As I mentioned recently, I've been slogging through Stephen King's IT on a mission to get a fuller picture of the story we've been told 1.5 times in film. When I say "slogging," I mean it. For all that I enjoy about the book, there are so many things that I don't, most notably its massive page count and glacial pace. It comes back to that "big books" problem, which I've talked about before (probably on Twitter somewhere) -- albeit in a somewhat different context. In brief, I've avoided books over 300-350 pages for years simply because I work so much and read too slow. With all that swirling around in my head, I decided to put IT down for a bit to put my brain into something else. All of this leads me to my topic for today: Read More
Richard Spencer and his cronies have arrived in Gainesville, FL for an event at the University of Florida. He was not invited by anyone but himself. The student body overwhelmingly doesn't want him here. The city overwhelmingly doesn't want him here. But he's here nonetheless to share his message of hate, to manipulate young people to serve his needs, and to play all of us like a fiddle. This event isn't just about presenting his ideas. He'll use this as an opportunity to stage altercations, lie, and manipulate in order to legitimate his movement. This new breed of neo-Nazi/white nationalist[note]...or whatever stupid name you want to give these racist pisspots[/note] has a wide range of technological tools at their disposal that make disseminating lies and hatred easier than ever. Every reaction we give them is more fuel for his fire. They don't need us to discriminate against Spencer or his kind; they'll make it up if they have to. None of this means we shouldn't respond. What it means is we're sort of trapped between a rock and a hard place in all of this. If we react, it will be used against us. If we don't, it'll seem like silent consent. Either way, it seems like we are powerless against this stuff. The problem, however, isn't us. Read More

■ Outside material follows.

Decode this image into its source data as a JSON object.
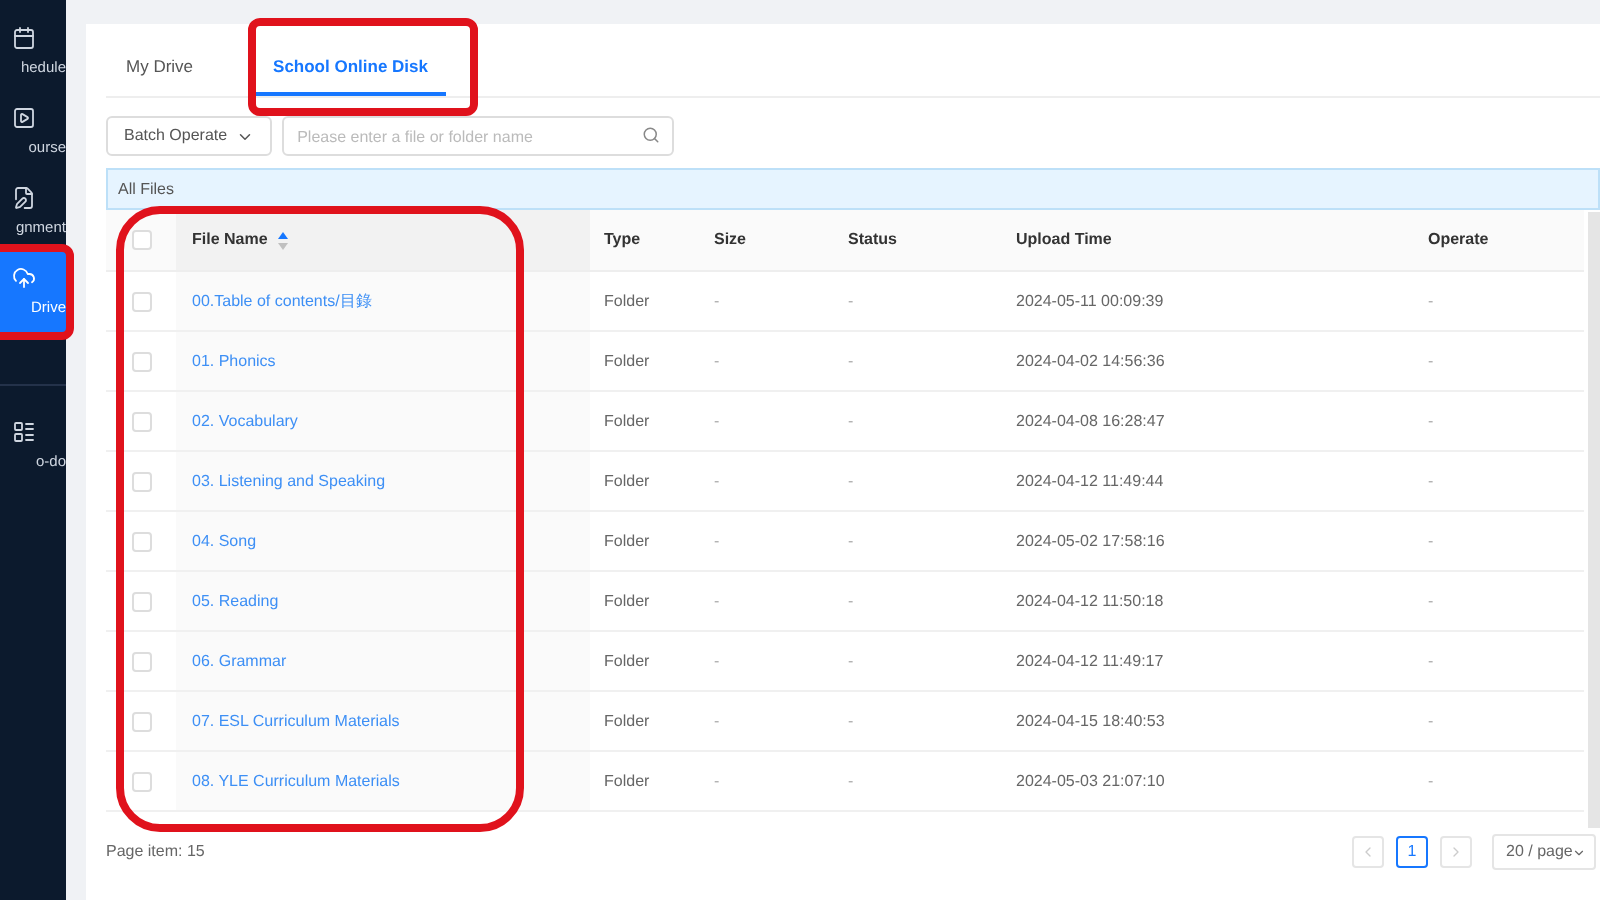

here. My job, today, is to offer a few scattered thoughts about responses to Kaepernick's protest. Since I don't feel like writing a proper introduction, I'll just get right into it: 2. He has freedom of speech, duh! Read More
Cashier: Are you a Barnes & Noble member? Me: No, but... Cashier: *judgmentally* ...you know what the membership card gives you, right? Me: I do, but... Cashier: *dismissively* ...Alright then. $15.What I had meant to say was this:
I understand what the card provides, but Barnes & Noble closed down the only store within a 30-40 minute drive of my house, so I don't get the opportunity to browse there anymore. And I don't like browsing for books online, which means I don't buy books all that often from any online bookstore. Sorry.Read More
issued an apology on their website. To be honest, I think they handled it well. They responded quickly to criticism, removed the post, and apologized basically in the same evening, which is not something you could say about other places in our community. John DeNardo has accepted full responsibility, and Sarah Chorn, who runs the column, has said her apologies and apparently gone dark for a bit. I know both a little bit (not as much as I would like, but we do live in different dimensions, so...), so I feel confident in saying their responses are sincere and that they both feel pretty awful about it all. I hope that is the end of it and that we can use this moment to move things in a more constructive direction.
----------------------------In 2014, I was on a panel about postcolonialism and science fiction at LonCon3. It was a tough panel for me because as much as I should know what I'm talking about when it comes to the field I've spent the last 8 years studying, I've always had a bit of that impostor syndrome. And that feeling is always enhanced by the fact that I know I come from the very group which made a field like postcolonialism necessary. My ancestors probably enslaved people, stole land from others, destroyed entire cultures, colonized entire regions of the world and stole as many resources as they could. What right do I have studying and writing about these things in the academic context? A lot of that was in the back of my mind when I walked over to the panel location with my fellow panelists, and it stayed there even as I gave my thoughts on questions from the moderator and the audience. What am I doing here? Read More